Basin Head Fisheries Museum and Cannery[i]
Basin Head is one of the best known white beaches on PEI. It is known also for its unique hollow basin shaped, in which its name is received. Prior to the creation of the wharf at Basin Head, many local fishermen made a living from off-shore fishing. The harbour at Basin Head, was man-made in 1938 in order to replace the older, natural entrance that was along the coast of South Lake.
The Cannery at Basin Head is well-known as the only surviving example of a 1940s cannery in the Eastern Kings area. It was built soon after the completion of the harbour and wharf.
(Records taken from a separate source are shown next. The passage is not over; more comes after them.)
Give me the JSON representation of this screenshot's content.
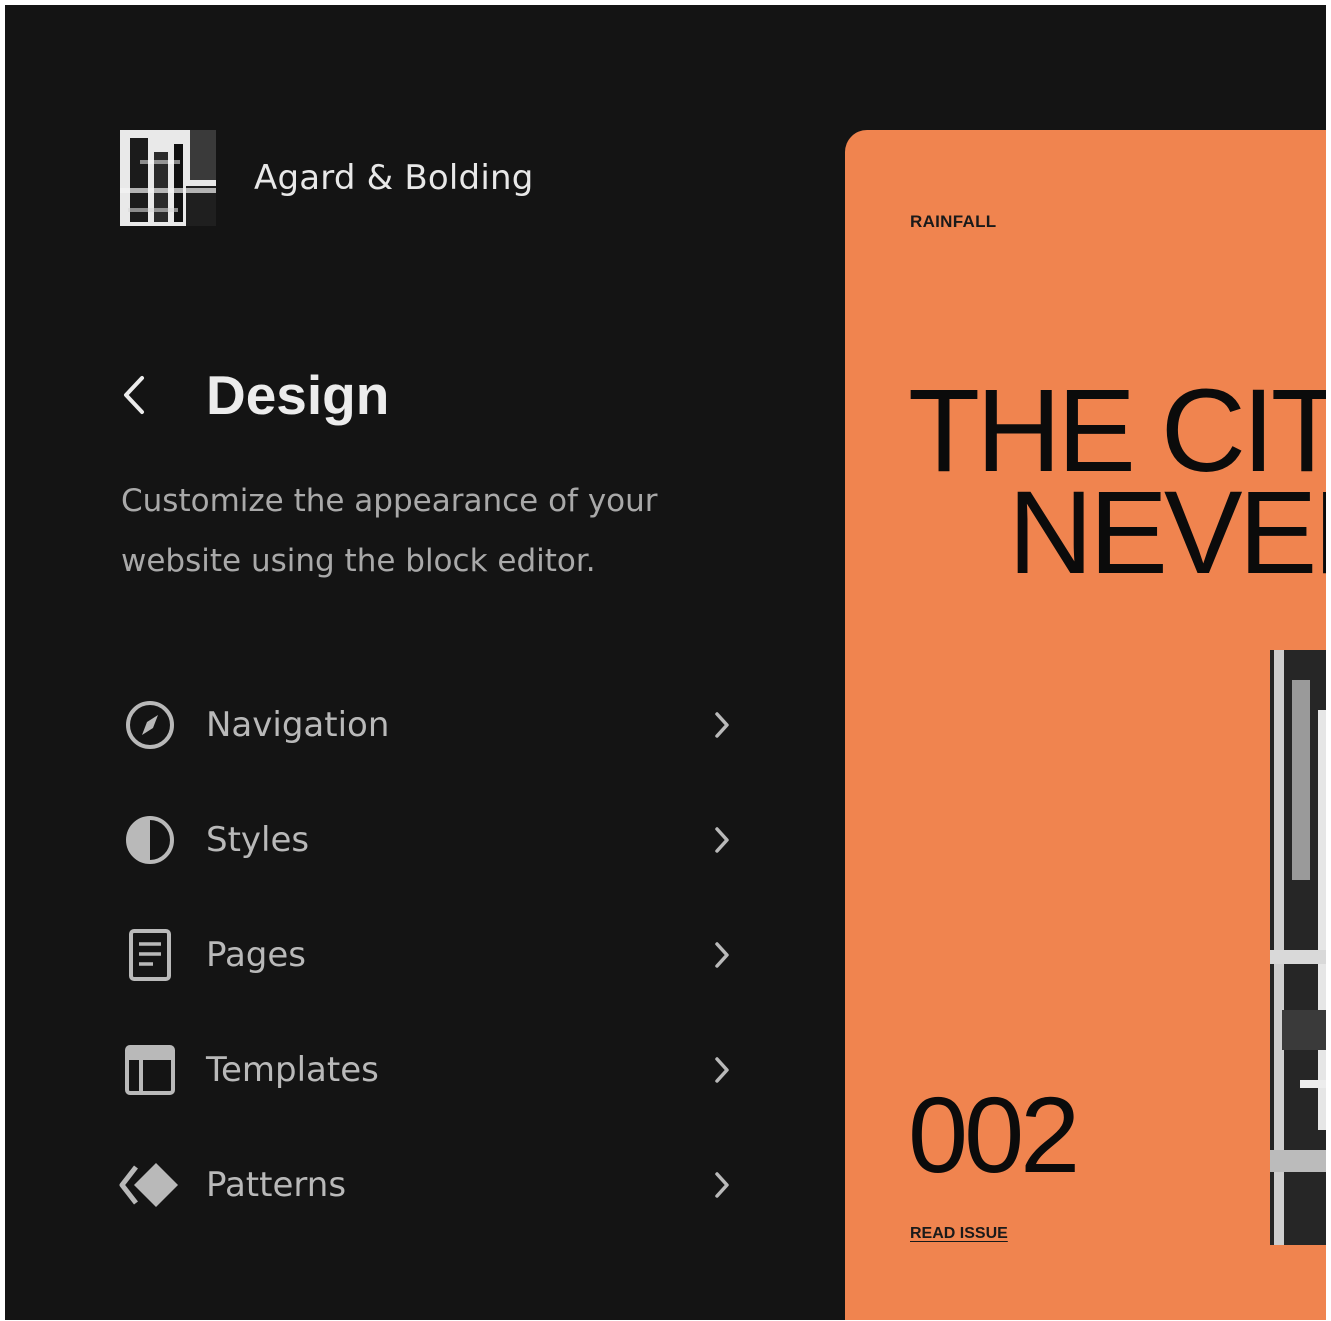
{
  "site": {
    "title": "Agard & Bolding",
    "logo_icon": "site-logo-image"
  },
  "panel": {
    "back_icon": "chevron-left-icon",
    "title": "Design",
    "description": "Customize the appearance of your website using the block editor."
  },
  "nav": {
    "items": [
      {
        "label": "Navigation",
        "icon": "compass-icon",
        "chevron": "chevron-right-icon"
      },
      {
        "label": "Styles",
        "icon": "half-circle-icon",
        "chevron": "chevron-right-icon"
      },
      {
        "label": "Pages",
        "icon": "page-icon",
        "chevron": "chevron-right-icon"
      },
      {
        "label": "Templates",
        "icon": "layout-icon",
        "chevron": "chevron-right-icon"
      },
      {
        "label": "Patterns",
        "icon": "diamond-icon",
        "chevron": "chevron-right-icon"
      }
    ]
  },
  "preview": {
    "kicker": "RAINFALL",
    "headline_line1": "THE CITY",
    "headline_line2": "NEVER",
    "issue_number": "002",
    "link_label": "READ ISSUE"
  },
  "colors": {
    "sidebar_background": "#141414",
    "text_primary": "#ececec",
    "text_secondary": "#a9a9a9",
    "preview_accent": "#f0844f"
  }
}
The building that once housed an operating fish cannery, is now home to a unique display of early fishing vessels, equipment and cannery machinery. The Cannery was completed and opened in 1941, which soon made the area into an economic hub of activity. The Eastern Fisheries Company operated the cannery and quickly became known for canning “chicken haddie,” which is canned haddock, cod or hake.
The building that housed the cannery is the only original building that still stands at Basin Head. At the time of operation there were many building sharing the same space. The Cannery also housed bunk rooms for its male and female workers; they bunked in separate dorms. Fishermen made this a home port until the late 1940s. At this time draggers came to life in the harbour and caused the ground fishing industry to come to a halt at Basin Head.
The Basin Head Fisheries Museum was opened in May 1973 with support from the PEI Museum and Heritage Foundation. In the years that followed much expansion and development of the cannery and museum have followed. A management group was formed in 1998 to oversee the day to day operations of the site. Basin Head is also designated a Marine Protected Area under Canada’s Ocean Act as it is home to many unique and diverse species, such as a rare form of Irish Moss.
A rather nasty storm hit in 2004, which produced much damage to the Cannery and wharf at Basin Head. Repairs on the area were completed in recent years and it is still a large tourist destination for the area. Improvements continue to be made to the Museum and Cannery site and beach, in order to remind visitors and residents of the areas rich fishing past.